▶ _Interface dataset entries_:
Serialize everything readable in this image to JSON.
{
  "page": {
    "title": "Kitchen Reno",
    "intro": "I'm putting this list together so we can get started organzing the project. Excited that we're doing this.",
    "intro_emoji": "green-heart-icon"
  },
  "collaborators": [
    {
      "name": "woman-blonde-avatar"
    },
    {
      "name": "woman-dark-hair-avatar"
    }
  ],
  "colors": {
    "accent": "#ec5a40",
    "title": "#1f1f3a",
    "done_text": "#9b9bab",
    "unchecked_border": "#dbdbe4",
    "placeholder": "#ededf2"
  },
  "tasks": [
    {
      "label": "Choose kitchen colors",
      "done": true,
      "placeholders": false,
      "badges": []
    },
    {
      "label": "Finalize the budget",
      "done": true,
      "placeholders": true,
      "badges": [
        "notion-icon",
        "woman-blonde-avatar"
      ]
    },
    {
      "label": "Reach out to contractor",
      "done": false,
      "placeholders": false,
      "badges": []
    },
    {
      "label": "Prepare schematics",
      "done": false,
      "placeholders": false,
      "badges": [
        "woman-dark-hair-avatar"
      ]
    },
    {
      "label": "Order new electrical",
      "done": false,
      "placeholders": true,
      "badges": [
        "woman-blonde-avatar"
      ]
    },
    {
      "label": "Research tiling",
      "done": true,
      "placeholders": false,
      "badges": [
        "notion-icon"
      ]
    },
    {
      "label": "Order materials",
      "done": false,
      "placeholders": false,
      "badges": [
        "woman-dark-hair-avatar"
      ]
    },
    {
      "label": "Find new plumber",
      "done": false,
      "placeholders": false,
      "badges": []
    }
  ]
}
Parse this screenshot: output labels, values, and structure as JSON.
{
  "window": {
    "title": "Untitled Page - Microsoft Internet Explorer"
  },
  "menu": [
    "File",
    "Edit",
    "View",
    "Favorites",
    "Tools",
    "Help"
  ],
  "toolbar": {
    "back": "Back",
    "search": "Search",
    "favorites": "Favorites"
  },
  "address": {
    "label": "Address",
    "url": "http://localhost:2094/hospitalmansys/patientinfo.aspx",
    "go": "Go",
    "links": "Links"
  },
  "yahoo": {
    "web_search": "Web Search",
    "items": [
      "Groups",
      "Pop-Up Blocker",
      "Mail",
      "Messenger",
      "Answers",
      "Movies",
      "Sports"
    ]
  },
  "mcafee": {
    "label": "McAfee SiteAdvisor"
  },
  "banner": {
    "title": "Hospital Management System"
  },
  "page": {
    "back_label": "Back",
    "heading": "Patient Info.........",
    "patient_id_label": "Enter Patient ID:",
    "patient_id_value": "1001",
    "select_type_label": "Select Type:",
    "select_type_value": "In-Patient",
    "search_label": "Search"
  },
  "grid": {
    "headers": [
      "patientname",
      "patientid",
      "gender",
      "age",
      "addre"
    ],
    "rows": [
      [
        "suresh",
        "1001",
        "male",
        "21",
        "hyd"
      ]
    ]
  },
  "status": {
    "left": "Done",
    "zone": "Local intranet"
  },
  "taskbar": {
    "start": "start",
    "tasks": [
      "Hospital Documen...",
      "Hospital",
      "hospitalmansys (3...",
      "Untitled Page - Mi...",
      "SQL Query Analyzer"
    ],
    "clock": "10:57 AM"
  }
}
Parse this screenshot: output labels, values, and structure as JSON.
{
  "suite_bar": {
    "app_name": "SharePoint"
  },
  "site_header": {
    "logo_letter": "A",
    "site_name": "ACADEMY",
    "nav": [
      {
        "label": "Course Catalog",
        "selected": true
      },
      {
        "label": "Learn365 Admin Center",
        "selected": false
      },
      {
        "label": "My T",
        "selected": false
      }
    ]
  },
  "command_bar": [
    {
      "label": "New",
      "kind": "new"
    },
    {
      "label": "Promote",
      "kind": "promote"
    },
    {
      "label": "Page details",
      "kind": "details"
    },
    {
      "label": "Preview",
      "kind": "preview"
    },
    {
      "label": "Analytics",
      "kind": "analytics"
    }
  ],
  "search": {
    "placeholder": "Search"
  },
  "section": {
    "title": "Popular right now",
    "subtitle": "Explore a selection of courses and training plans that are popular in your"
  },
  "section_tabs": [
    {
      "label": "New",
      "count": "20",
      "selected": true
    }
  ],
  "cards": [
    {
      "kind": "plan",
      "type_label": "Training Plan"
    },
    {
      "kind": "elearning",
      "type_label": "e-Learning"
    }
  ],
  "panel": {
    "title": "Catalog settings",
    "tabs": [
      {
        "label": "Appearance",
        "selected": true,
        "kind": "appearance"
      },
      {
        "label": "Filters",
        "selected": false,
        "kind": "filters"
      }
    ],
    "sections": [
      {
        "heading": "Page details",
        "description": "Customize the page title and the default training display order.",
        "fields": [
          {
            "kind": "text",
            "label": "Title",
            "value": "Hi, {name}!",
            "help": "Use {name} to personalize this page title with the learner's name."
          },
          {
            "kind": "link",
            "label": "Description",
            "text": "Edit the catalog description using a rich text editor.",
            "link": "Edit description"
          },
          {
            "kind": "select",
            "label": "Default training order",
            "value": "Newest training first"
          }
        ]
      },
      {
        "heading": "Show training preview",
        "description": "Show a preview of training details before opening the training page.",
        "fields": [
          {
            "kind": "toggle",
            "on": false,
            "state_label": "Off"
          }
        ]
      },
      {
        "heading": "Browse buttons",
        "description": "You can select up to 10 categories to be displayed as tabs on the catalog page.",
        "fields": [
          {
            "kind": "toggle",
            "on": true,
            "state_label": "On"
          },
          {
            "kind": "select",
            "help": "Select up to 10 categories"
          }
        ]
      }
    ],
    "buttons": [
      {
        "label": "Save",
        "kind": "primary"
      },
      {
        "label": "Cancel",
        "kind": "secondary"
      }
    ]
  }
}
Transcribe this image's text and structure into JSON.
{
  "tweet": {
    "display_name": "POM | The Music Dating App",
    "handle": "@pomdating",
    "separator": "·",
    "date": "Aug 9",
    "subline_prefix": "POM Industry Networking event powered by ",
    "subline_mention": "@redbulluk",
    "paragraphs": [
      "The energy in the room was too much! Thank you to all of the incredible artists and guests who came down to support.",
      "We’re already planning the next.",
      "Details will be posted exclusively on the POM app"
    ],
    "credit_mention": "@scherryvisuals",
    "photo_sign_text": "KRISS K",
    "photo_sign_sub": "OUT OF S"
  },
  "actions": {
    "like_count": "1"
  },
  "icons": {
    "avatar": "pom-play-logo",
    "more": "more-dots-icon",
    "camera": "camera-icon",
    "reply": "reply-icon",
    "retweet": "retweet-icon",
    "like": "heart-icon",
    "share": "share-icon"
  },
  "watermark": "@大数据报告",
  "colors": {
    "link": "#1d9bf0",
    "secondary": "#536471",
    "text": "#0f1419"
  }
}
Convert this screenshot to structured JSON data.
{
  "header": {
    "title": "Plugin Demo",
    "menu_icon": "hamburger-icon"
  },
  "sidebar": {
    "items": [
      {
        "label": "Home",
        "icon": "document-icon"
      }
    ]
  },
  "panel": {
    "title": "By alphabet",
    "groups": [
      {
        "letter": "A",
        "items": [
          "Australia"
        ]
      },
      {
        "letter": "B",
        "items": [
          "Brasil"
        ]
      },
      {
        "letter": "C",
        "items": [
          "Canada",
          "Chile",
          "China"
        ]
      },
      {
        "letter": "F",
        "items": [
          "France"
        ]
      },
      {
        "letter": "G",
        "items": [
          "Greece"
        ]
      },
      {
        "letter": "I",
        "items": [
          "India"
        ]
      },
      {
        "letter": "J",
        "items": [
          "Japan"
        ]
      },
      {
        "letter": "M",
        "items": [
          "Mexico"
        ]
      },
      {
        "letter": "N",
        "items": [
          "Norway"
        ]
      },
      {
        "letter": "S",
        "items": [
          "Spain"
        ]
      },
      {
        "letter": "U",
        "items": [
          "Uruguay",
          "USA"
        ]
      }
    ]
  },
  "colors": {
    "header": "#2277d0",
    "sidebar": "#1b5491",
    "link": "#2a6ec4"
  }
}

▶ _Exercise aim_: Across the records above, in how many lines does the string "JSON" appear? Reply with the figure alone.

▶ _Expected answer_: 5